EXERCISE REQUIREMENTS:
Could you find every line in the entries below that holds the word "shirt" and copy it?

Element data from apps and pages:
────────

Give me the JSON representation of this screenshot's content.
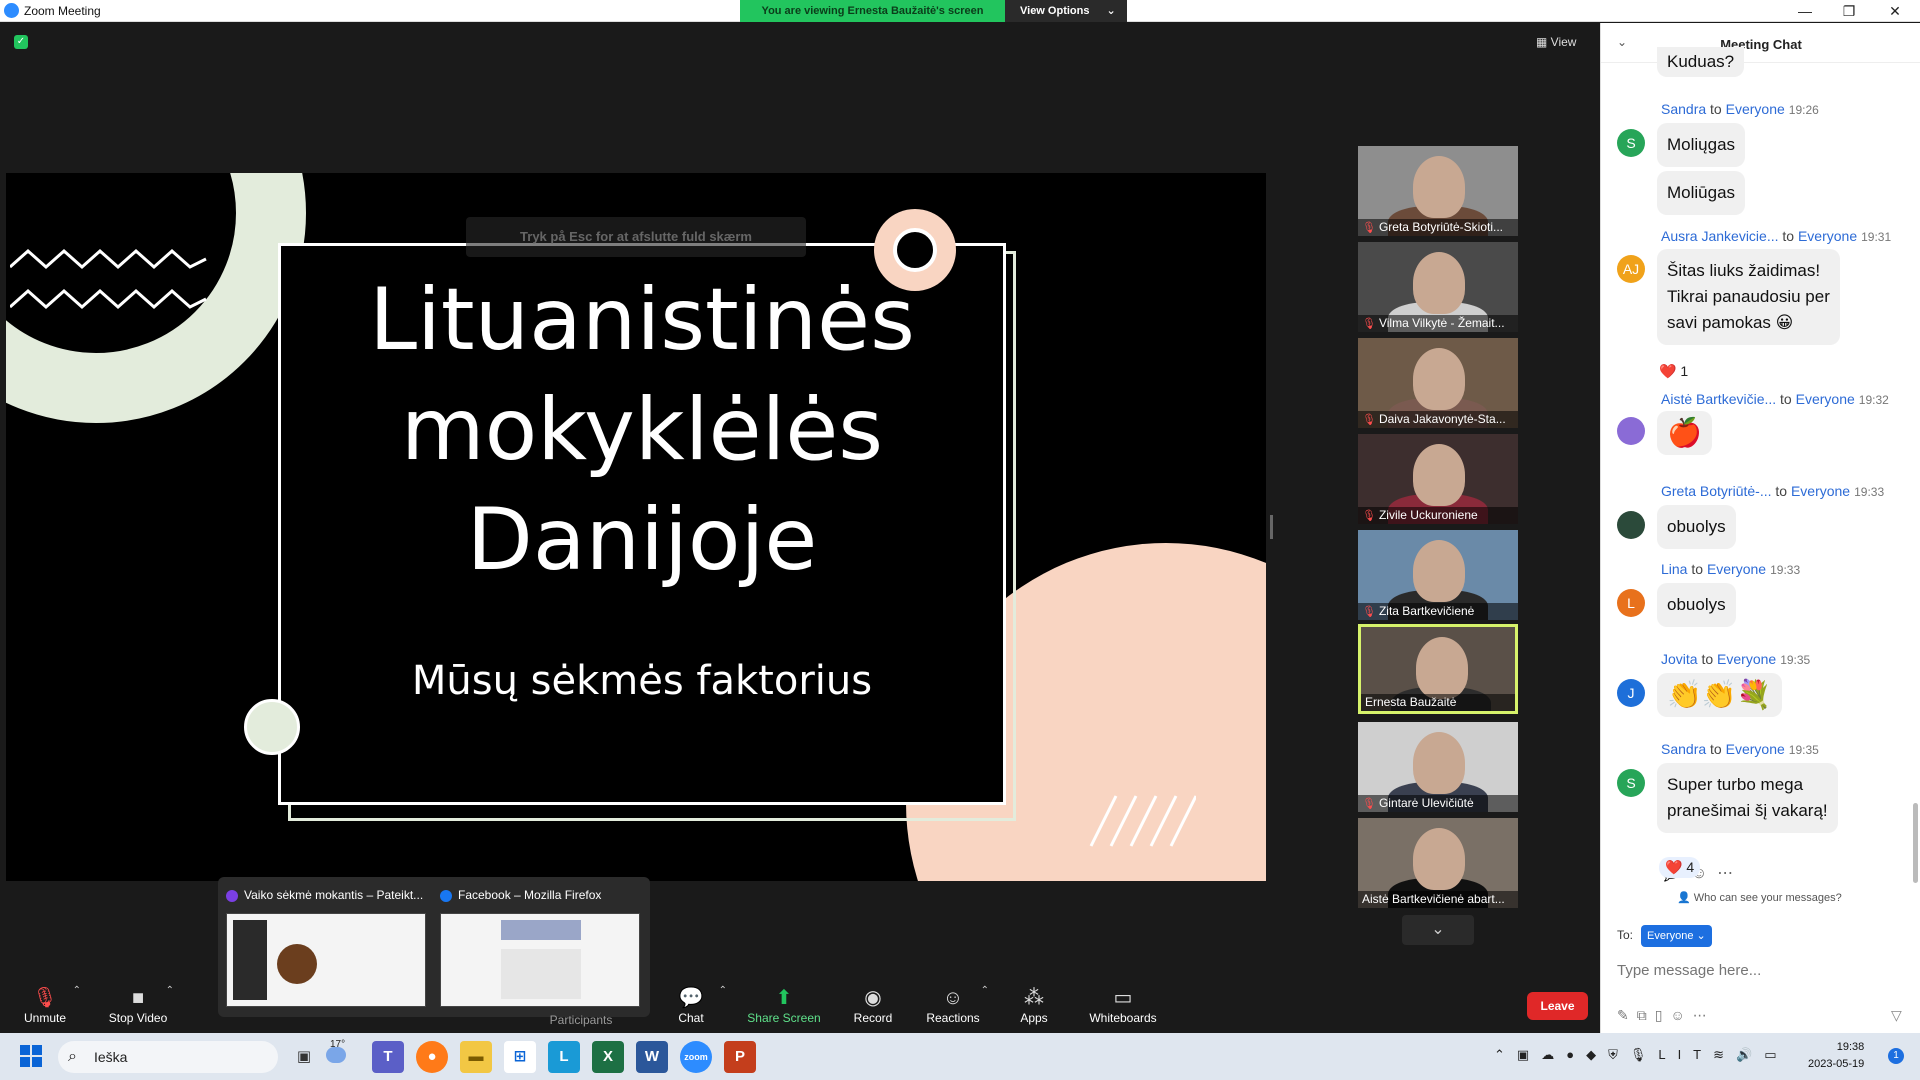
{
  "window": {
    "title": "Zoom Meeting",
    "minimize": "—",
    "maximize": "❐",
    "close": "✕"
  },
  "banner": {
    "viewing": "You are viewing Ernesta Baužaitė's screen",
    "view_options": "View Options"
  },
  "meeting": {
    "view_label": "View",
    "esc_hint": "Tryk på  Esc  for at afslutte fuld skærm"
  },
  "slide": {
    "title_line1": "Lituanistinės",
    "title_line2": "mokyklėlės",
    "title_line3": "Danijoje",
    "subtitle": "Mūsų sėkmės faktorius"
  },
  "participants": [
    {
      "name": "Greta Botyriūtė-Skioti...",
      "muted": true,
      "shirt": "#6b4b3a",
      "bg": "#8e8e8e"
    },
    {
      "name": "Vilma Vilkytė - Žemait...",
      "muted": true,
      "shirt": "#cfcfcf",
      "bg": "#4a4a4a"
    },
    {
      "name": "Daiva Jakavonytė-Sta...",
      "muted": true,
      "shirt": "#7a5a50",
      "bg": "#6e5a48"
    },
    {
      "name": "Zivile Uckuroniene",
      "muted": true,
      "shirt": "#8a2a3a",
      "bg": "#3d2e2e"
    },
    {
      "name": "Zita Bartkevičienė",
      "muted": true,
      "shirt": "#2a2a2a",
      "bg": "#6a8aa8"
    },
    {
      "name": "Ernesta Baužaitė",
      "muted": false,
      "shirt": "#2d2d2d",
      "bg": "#5a5048"
    },
    {
      "name": "Gintarė Ulevičiūtė",
      "muted": true,
      "shirt": "#3a4050",
      "bg": "#cfcfcf"
    },
    {
      "name": "Aistė Bartkevičienė abart...",
      "muted": false,
      "shirt": "#111111",
      "bg": "#7a7066"
    }
  ],
  "toolbar": {
    "unmute": "Unmute",
    "stop_video": "Stop Video",
    "participants": "Participants",
    "chat": "Chat",
    "share_screen": "Share Screen",
    "record": "Record",
    "reactions": "Reactions",
    "apps": "Apps",
    "whiteboards": "Whiteboards",
    "leave": "Leave"
  },
  "preview": [
    {
      "title": "Vaiko sėkmė mokantis – Pateikt...",
      "icon_color": "#7b3fe4"
    },
    {
      "title": "Facebook – Mozilla Firefox",
      "icon_color": "#1877f2"
    }
  ],
  "chat": {
    "title": "Meeting Chat",
    "partial_top": "Kuduas?",
    "messages": [
      {
        "sender": "Sandra",
        "to": "Everyone",
        "time": "19:26",
        "avatar": "S",
        "avatar_color": "#27a559",
        "lines": [
          "Moliųgas"
        ],
        "extra": "Moliūgas"
      },
      {
        "sender": "Ausra Jankevicie...",
        "to": "Everyone",
        "time": "19:31",
        "avatar": "AJ",
        "avatar_color": "#f0a21a",
        "lines": [
          "Šitas liuks žaidimas!",
          "Tikrai panaudosiu per",
          "savi pamokas 😀"
        ],
        "reaction": "❤️ 1"
      },
      {
        "sender": "Aistė Bartkevičie...",
        "to": "Everyone",
        "time": "19:32",
        "avatar": "",
        "avatar_color": "#8a6bd6",
        "lines": [
          "🍎"
        ]
      },
      {
        "sender": "Greta Botyriūtė-...",
        "to": "Everyone",
        "time": "19:33",
        "avatar": "",
        "avatar_color": "#2b4a3a",
        "lines": [
          "obuolys"
        ]
      },
      {
        "sender": "Lina",
        "to": "Everyone",
        "time": "19:33",
        "avatar": "L",
        "avatar_color": "#e8711c",
        "lines": [
          "obuolys"
        ]
      },
      {
        "sender": "Jovita",
        "to": "Everyone",
        "time": "19:35",
        "avatar": "J",
        "avatar_color": "#1e6fd9",
        "lines": [
          "👏👏💐"
        ]
      },
      {
        "sender": "Sandra",
        "to": "Everyone",
        "time": "19:35",
        "avatar": "S",
        "avatar_color": "#27a559",
        "lines": [
          "Super turbo mega",
          "pranešimai šį vakarą!"
        ],
        "reaction": "❤️ 4"
      }
    ],
    "to_word": "to",
    "who_sees": "Who can see your messages?",
    "to_label": "To:",
    "to_value": "Everyone",
    "input_placeholder": "Type message here..."
  },
  "taskbar": {
    "search": "Ieška",
    "weather_temp": "17°",
    "lang": "LIT",
    "time": "19:38",
    "date": "2023-05-19",
    "notifications": "1"
  }
}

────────

SOLUTION TO THIS TASK:
      "shirt": "#6b4b3a",
      "shirt": "#cfcfcf",
      "shirt": "#7a5a50",
      "shirt": "#8a2a3a",
      "shirt": "#2a2a2a",
      "shirt": "#2d2d2d",
      "shirt": "#3a4050",
      "shirt": "#111111",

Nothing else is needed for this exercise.